Is there such a thing as a Canadian critical security school? As Miguel de Larrinaga & Mark B. Salter suggest in their manifesto, a number of scholars have a longstanding engagement with security studies in Canada and should not be ignored (10.1080/21624887.2013.864911). In their detailed presentation of the Canadian academic field of International Relations, de Larrinaga and Salter highlight how a Canadian tradition predates largely the supposedly critical shift opened in security studies by the 9.11 attacks and their consequences. What de Larrinaga and Salter suggest as well in their manifesto is that, despite its heterogeneity in terms of research interests, this wide-ranging community of scholars arranged around four nodes (MacMaster, Ottawa, Victoria, and York) do not only share a common “critical sensibility” towards security issues and debates but is also at the heart of the international relations community in Canada. In his short reply to the manifesto, Kim Richard Nossal agrees on the fact that there is considerable pluralism within the IR community in Canada, but he is less convinced by the point made by de Larrinaga and Salter on how the Canadian critical security studies could be at the heart of Canadian IR community (10.1080/21624887.2013.850243). In his article, Peter Stoett welcomes the point made in the manifesto on the necessity to remind the readers about the well-established Canadian tradition of fine scholars who have engaged critically with security studies (10.1080/21624887.2013.850246). Like Kim R. Nossal, Peter Stoett is also doubtful about the centrality of critical security studies in Canadian IR. He goes even further when suggesting that despite the importance of Canada-oriented events in the elaboration of a critical agenda, it is largely the Anglo-American ‘war on terror’ that has raised critical IR voices in Canada. In his contribution, Alex MacLeod acknowledges the importance of tracing the Canadian legacy of critical contributions in IR(10.1080/21624887.2013.850247). MacLeod’s concern, however, is more with what de Larrinaga and Salter call “critical sensibility” on one hand and the peculiarities of the contemporary history of Quebec and its subsequent impact on the evolution of the French-Canadian security studies’ agenda of research. As MacLeod reminds us, Security studies in Quebec remained solidly mainstream for much of the 1990s and the critical turning point emerged in relation to transatlantic collaborations initiated post 9.11, in the mid-2000s (http://conflits.revues.org/1506). In her reply to the manifesto, Heather A. Smith makes a case about the affects and effects of naming and bordering a community under the label of critical and about the constricted articulation made in the manifesto between feminist contributions and human security (10.1080/21624887.2013.850248). In his contribution Wayne S. Cox reckons that Miguel de Larrinaga and Mark Salter’s manifesto shows that security studies in Canada are clearly differentiated from their counterparts in the US, and to a lesser extent, than those of the Paris and Copenhagen Schools (10.1080/21624887.2013.850249). Where Wayne S. Cox sees a line of reflection to be developed is the fact that the resulting critical focus within Security Studies is merely a reflection of a wider gulf between American and non-American IR and the desire by Canadians to develop an understanding of security as a non-American social science. David Grondin’s contribution available in English (10.1080/21624887.2013.856541) and in French (10.1080/21624887.2013.856554), re-joins Alex MacLeod’s concerns on the Francophone dimension of IR in Canada and the vitality of the études critiques de sécurité au Canada et au Québec. In Grondin’s words, “Francophone voice for Canadian critical security studies remains to be done”. In his article Wilfrid Greaves puts the emphasis on the history and development of the Canadian critical environmental security agenda of research and how, eventually, this huge research should be at the core of any Canadian approach to critical security studies (10.1080/21624887.2013.864893). In their contribution, Cameron Harrington & Emma Lecavalier follow Greaves’ main argument on the diversity and quality of environmental security research in Canada (10.1080/21624887.2013.856197). Harrington and Lecavalier’s answer to the manifesto of a Canadian critical Security studies common agenda lies for them in the possibility to re-engage with the nexus security/emancipation as established by the Welsh school.

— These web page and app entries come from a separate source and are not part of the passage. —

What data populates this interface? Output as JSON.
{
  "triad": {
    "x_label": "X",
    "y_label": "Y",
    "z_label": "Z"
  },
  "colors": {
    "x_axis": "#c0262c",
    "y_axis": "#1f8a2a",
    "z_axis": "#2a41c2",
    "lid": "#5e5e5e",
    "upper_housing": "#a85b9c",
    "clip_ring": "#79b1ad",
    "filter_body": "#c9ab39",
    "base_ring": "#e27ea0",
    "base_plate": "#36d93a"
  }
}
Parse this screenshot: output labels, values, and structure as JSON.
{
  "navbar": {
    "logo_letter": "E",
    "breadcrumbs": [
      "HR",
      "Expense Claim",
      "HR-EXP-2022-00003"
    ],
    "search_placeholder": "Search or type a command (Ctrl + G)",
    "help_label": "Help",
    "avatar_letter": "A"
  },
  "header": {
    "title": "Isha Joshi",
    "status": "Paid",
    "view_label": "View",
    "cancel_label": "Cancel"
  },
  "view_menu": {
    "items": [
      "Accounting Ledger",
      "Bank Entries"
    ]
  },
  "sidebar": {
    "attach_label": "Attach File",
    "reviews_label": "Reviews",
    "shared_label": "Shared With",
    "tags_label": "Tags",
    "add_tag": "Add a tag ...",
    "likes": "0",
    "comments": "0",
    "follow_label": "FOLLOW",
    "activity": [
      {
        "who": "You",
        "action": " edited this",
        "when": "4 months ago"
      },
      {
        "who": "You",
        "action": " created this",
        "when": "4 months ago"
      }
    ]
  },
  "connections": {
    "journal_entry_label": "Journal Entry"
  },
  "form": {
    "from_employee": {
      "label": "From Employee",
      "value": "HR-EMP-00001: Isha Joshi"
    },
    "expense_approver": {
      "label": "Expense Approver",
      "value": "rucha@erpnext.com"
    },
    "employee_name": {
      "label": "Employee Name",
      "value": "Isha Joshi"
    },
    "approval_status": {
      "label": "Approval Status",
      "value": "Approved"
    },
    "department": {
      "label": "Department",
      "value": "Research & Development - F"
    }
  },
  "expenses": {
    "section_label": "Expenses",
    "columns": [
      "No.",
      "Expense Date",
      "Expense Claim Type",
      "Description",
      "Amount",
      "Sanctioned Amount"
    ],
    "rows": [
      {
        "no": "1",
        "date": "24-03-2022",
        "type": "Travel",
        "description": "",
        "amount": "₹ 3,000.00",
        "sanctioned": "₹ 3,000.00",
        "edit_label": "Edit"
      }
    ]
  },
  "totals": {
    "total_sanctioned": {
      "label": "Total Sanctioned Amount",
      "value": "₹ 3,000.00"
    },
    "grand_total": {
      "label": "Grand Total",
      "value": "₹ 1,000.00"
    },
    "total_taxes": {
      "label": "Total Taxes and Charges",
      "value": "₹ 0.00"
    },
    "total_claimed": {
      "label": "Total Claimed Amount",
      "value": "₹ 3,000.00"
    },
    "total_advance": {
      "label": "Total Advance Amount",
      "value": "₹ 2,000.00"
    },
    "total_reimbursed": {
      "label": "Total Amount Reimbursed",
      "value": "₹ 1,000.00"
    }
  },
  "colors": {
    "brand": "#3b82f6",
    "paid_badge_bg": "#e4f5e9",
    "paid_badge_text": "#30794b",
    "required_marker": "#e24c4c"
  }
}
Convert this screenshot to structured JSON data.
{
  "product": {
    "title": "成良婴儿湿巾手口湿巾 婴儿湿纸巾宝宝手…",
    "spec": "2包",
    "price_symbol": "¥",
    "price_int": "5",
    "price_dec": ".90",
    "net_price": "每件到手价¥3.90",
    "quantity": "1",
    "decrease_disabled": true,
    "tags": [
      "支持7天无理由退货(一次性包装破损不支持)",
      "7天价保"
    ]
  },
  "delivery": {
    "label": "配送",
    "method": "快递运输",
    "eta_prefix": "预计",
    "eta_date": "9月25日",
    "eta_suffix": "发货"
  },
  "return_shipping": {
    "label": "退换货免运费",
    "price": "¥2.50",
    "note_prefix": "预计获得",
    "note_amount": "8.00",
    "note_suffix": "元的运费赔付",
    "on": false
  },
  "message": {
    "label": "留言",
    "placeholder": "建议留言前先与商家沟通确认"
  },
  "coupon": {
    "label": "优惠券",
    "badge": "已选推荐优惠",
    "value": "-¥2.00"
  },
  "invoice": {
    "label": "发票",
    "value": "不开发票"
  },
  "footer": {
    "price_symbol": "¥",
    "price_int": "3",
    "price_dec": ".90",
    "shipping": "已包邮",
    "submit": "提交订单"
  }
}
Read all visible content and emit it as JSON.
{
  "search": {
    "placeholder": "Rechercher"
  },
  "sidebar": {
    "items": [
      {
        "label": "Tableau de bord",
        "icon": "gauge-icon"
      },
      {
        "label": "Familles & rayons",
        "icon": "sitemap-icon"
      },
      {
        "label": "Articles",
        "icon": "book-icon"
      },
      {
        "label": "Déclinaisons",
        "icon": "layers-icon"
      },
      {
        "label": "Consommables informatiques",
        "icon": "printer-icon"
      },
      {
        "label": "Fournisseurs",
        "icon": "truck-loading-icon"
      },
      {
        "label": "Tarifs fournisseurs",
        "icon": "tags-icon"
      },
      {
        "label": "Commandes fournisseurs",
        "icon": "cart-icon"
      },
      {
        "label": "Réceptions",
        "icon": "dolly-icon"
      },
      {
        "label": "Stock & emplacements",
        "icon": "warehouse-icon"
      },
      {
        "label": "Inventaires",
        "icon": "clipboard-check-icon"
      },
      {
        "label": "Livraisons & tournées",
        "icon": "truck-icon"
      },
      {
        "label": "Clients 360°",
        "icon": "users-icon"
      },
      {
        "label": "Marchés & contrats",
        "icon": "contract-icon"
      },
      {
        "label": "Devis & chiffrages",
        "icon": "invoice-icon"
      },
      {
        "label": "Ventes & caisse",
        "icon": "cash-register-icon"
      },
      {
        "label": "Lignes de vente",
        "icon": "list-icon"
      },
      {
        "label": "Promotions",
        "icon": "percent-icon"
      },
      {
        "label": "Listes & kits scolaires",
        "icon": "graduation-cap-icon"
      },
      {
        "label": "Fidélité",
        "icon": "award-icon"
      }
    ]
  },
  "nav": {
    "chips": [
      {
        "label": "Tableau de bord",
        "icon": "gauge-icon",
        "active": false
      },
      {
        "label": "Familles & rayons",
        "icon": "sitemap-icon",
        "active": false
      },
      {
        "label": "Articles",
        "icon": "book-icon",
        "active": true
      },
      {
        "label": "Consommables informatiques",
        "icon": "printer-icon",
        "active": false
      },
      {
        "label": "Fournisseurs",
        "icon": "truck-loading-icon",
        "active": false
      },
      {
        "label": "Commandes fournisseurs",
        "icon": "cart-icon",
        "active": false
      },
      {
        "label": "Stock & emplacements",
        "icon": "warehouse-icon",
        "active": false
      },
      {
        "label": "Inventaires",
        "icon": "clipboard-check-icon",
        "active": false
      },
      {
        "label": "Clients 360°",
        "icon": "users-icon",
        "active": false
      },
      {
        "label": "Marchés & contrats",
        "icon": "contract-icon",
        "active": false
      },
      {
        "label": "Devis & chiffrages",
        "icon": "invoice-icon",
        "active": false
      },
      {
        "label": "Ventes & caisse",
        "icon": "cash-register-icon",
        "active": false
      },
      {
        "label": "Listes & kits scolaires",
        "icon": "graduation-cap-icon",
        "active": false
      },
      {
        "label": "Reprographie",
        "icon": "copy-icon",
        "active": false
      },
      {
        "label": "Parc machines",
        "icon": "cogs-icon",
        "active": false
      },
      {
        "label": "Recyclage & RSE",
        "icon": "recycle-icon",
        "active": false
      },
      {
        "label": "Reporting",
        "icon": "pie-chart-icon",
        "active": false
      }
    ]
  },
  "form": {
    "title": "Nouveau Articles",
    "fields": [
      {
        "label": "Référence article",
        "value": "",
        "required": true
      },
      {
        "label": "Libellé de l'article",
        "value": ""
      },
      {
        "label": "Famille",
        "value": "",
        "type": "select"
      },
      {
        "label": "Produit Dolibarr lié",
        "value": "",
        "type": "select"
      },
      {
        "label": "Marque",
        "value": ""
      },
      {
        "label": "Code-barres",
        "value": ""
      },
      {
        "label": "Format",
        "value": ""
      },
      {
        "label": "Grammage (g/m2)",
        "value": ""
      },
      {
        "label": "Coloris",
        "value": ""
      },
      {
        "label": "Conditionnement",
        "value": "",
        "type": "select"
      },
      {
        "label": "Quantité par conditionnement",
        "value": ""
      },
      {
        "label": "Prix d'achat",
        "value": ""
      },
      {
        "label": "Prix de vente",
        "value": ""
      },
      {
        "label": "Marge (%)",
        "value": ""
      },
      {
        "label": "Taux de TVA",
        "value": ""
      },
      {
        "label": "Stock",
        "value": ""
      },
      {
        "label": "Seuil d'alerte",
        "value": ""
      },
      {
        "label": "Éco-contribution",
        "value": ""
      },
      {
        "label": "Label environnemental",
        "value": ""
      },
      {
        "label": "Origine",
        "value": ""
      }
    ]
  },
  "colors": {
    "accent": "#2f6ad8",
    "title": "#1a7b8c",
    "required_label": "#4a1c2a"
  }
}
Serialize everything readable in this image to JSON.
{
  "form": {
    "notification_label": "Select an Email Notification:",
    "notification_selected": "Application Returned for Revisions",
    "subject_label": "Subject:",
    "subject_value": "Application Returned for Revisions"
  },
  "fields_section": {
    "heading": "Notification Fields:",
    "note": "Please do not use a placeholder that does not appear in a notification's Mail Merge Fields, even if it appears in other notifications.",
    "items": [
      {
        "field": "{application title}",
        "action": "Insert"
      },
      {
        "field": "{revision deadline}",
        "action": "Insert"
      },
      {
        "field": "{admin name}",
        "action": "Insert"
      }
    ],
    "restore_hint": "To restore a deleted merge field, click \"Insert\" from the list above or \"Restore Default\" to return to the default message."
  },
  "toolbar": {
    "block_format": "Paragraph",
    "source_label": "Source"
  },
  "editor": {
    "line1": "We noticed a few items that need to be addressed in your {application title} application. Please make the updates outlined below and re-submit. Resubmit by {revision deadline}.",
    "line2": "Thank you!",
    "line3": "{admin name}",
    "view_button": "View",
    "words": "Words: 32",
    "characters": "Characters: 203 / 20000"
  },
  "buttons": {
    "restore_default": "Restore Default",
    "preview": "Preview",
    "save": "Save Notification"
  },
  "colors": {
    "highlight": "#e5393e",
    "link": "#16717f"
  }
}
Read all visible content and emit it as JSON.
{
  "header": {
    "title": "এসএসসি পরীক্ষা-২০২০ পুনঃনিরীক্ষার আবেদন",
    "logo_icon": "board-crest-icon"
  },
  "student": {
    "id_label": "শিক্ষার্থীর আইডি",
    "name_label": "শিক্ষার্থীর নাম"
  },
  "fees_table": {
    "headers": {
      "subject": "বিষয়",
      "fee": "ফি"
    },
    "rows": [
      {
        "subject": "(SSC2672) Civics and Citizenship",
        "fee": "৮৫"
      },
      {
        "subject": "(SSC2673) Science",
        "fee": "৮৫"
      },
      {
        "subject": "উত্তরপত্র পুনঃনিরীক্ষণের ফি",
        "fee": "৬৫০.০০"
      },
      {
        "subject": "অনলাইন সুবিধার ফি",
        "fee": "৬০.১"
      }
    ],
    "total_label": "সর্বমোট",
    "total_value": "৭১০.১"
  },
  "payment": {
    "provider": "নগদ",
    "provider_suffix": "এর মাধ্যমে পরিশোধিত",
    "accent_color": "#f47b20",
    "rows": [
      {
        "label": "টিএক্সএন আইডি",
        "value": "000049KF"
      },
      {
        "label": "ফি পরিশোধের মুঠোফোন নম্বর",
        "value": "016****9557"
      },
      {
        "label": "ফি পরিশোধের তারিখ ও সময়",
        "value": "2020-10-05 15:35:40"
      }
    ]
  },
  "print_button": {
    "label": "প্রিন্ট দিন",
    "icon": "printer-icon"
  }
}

This special issue of Critical Studies on Security offers more questions than answers on what the Canadian critical security studies is supposed to be and how it is to be taken forward. In that sense, Miguel de Larrinaga & Mark B. Salter’s manifesto should be praised as a healthy and astute move. Nonetheless and as provocatively but firmly suggested by Peter Stoett in his reply, there is still “a need for a real manifesto” to be written. A manifesto that would provoke interchange and debates across the different, sometimes isolated, always contentious fragments that make up the security studies enterprise in Canada today is to be done. A manifesto that would engage with the crucial issue of the penalizing effects at stake when border-drawing a particular intellectual space without engaging with the import-export mechanisms between national and international arenas of knowledge exchange. Finally, a manifesto that would engage seriously with the practice and meaning of what is a manifesto: a collective work.